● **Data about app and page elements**
----------
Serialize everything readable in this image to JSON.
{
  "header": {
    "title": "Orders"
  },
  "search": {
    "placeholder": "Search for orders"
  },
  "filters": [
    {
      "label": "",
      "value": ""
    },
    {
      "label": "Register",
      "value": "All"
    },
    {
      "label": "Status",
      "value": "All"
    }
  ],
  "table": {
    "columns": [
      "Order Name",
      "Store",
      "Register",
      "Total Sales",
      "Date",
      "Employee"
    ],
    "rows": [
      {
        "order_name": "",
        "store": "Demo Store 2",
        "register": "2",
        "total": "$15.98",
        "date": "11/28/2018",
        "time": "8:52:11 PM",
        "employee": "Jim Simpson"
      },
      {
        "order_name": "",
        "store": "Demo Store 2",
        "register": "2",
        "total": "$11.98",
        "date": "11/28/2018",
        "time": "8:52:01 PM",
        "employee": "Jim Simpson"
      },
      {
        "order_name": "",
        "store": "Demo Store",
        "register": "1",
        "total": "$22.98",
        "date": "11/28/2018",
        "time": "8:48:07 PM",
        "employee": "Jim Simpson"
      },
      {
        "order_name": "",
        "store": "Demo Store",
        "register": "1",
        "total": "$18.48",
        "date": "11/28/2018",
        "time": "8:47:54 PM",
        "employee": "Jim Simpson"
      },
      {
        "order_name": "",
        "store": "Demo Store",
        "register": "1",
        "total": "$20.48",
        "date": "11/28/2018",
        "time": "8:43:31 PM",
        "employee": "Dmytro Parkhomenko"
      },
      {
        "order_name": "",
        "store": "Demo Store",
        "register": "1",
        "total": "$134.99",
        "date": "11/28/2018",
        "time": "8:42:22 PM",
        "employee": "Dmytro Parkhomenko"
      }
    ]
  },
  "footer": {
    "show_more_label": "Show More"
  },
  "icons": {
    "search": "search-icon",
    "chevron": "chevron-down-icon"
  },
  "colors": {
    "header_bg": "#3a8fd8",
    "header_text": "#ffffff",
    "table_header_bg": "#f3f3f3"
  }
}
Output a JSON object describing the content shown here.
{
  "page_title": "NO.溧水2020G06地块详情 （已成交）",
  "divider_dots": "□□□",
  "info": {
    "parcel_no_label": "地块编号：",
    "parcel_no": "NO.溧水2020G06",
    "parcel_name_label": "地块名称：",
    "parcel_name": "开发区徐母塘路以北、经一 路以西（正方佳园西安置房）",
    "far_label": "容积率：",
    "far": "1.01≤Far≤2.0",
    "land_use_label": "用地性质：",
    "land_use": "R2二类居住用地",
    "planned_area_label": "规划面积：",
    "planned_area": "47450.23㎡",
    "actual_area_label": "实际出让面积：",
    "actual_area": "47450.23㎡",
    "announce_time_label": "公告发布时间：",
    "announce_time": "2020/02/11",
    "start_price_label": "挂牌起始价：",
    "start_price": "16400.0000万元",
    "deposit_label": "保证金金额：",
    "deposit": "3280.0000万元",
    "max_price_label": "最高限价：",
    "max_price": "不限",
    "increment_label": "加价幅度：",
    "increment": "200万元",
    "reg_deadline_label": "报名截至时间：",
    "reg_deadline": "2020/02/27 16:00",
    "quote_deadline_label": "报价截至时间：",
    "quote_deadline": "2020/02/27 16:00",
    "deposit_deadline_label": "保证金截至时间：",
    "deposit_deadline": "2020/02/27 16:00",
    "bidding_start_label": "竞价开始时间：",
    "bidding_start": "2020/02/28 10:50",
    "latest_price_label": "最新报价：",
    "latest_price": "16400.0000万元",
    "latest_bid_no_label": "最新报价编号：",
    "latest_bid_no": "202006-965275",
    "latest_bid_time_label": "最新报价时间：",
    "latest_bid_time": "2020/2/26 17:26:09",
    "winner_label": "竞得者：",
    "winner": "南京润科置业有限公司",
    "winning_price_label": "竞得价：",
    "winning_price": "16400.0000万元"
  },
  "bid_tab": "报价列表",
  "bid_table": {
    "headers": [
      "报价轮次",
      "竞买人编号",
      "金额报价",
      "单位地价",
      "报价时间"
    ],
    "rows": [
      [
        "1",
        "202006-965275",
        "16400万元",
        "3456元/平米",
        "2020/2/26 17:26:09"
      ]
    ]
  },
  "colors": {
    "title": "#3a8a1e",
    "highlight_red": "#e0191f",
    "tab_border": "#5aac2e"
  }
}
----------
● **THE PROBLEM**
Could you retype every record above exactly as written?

● **RESPONSE BELOW**
Serialize everything readable in this image to JSON.
{
  "header": {
    "title": "Orders"
  },
  "search": {
    "placeholder": "Search for orders"
  },
  "filters": [
    {
      "label": "",
      "value": ""
    },
    {
      "label": "Register",
      "value": "All"
    },
    {
      "label": "Status",
      "value": "All"
    }
  ],
  "table": {
    "columns": [
      "Order Name",
      "Store",
      "Register",
      "Total Sales",
      "Date",
      "Employee"
    ],
    "rows": [
      {
        "order_name": "",
        "store": "Demo Store 2",
        "register": "2",
        "total": "$15.98",
        "date": "11/28/2018",
        "time": "8:52:11 PM",
        "employee": "Jim Simpson"
      },
      {
        "order_name": "",
        "store": "Demo Store 2",
        "register": "2",
        "total": "$11.98",
        "date": "11/28/2018",
        "time": "8:52:01 PM",
        "employee": "Jim Simpson"
      },
      {
        "order_name": "",
        "store": "Demo Store",
        "register": "1",
        "total": "$22.98",
        "date": "11/28/2018",
        "time": "8:48:07 PM",
        "employee": "Jim Simpson"
      },
      {
        "order_name": "",
        "store": "Demo Store",
        "register": "1",
        "total": "$18.48",
        "date": "11/28/2018",
        "time": "8:47:54 PM",
        "employee": "Jim Simpson"
      },
      {
        "order_name": "",
        "store": "Demo Store",
        "register": "1",
        "total": "$20.48",
        "date": "11/28/2018",
        "time": "8:43:31 PM",
        "employee": "Dmytro Parkhomenko"
      },
      {
        "order_name": "",
        "store": "Demo Store",
        "register": "1",
        "total": "$134.99",
        "date": "11/28/2018",
        "time": "8:42:22 PM",
        "employee": "Dmytro Parkhomenko"
      }
    ]
  },
  "footer": {
    "show_more_label": "Show More"
  },
  "icons": {
    "search": "search-icon",
    "chevron": "chevron-down-icon"
  },
  "colors": {
    "header_bg": "#3a8fd8",
    "header_text": "#ffffff",
    "table_header_bg": "#f3f3f3"
  }
}
Output a JSON object describing the content shown here.
{
  "page_title": "NO.溧水2020G06地块详情 （已成交）",
  "divider_dots": "□□□",
  "info": {
    "parcel_no_label": "地块编号：",
    "parcel_no": "NO.溧水2020G06",
    "parcel_name_label": "地块名称：",
    "parcel_name": "开发区徐母塘路以北、经一 路以西（正方佳园西安置房）",
    "far_label": "容积率：",
    "far": "1.01≤Far≤2.0",
    "land_use_label": "用地性质：",
    "land_use": "R2二类居住用地",
    "planned_area_label": "规划面积：",
    "planned_area": "47450.23㎡",
    "actual_area_label": "实际出让面积：",
    "actual_area": "47450.23㎡",
    "announce_time_label": "公告发布时间：",
    "announce_time": "2020/02/11",
    "start_price_label": "挂牌起始价：",
    "start_price": "16400.0000万元",
    "deposit_label": "保证金金额：",
    "deposit": "3280.0000万元",
    "max_price_label": "最高限价：",
    "max_price": "不限",
    "increment_label": "加价幅度：",
    "increment": "200万元",
    "reg_deadline_label": "报名截至时间：",
    "reg_deadline": "2020/02/27 16:00",
    "quote_deadline_label": "报价截至时间：",
    "quote_deadline": "2020/02/27 16:00",
    "deposit_deadline_label": "保证金截至时间：",
    "deposit_deadline": "2020/02/27 16:00",
    "bidding_start_label": "竞价开始时间：",
    "bidding_start": "2020/02/28 10:50",
    "latest_price_label": "最新报价：",
    "latest_price": "16400.0000万元",
    "latest_bid_no_label": "最新报价编号：",
    "latest_bid_no": "202006-965275",
    "latest_bid_time_label": "最新报价时间：",
    "latest_bid_time": "2020/2/26 17:26:09",
    "winner_label": "竞得者：",
    "winner": "南京润科置业有限公司",
    "winning_price_label": "竞得价：",
    "winning_price": "16400.0000万元"
  },
  "bid_tab": "报价列表",
  "bid_table": {
    "headers": [
      "报价轮次",
      "竞买人编号",
      "金额报价",
      "单位地价",
      "报价时间"
    ],
    "rows": [
      [
        "1",
        "202006-965275",
        "16400万元",
        "3456元/平米",
        "2020/2/26 17:26:09"
      ]
    ]
  },
  "colors": {
    "title": "#3a8a1e",
    "highlight_red": "#e0191f",
    "tab_border": "#5aac2e"
  }
}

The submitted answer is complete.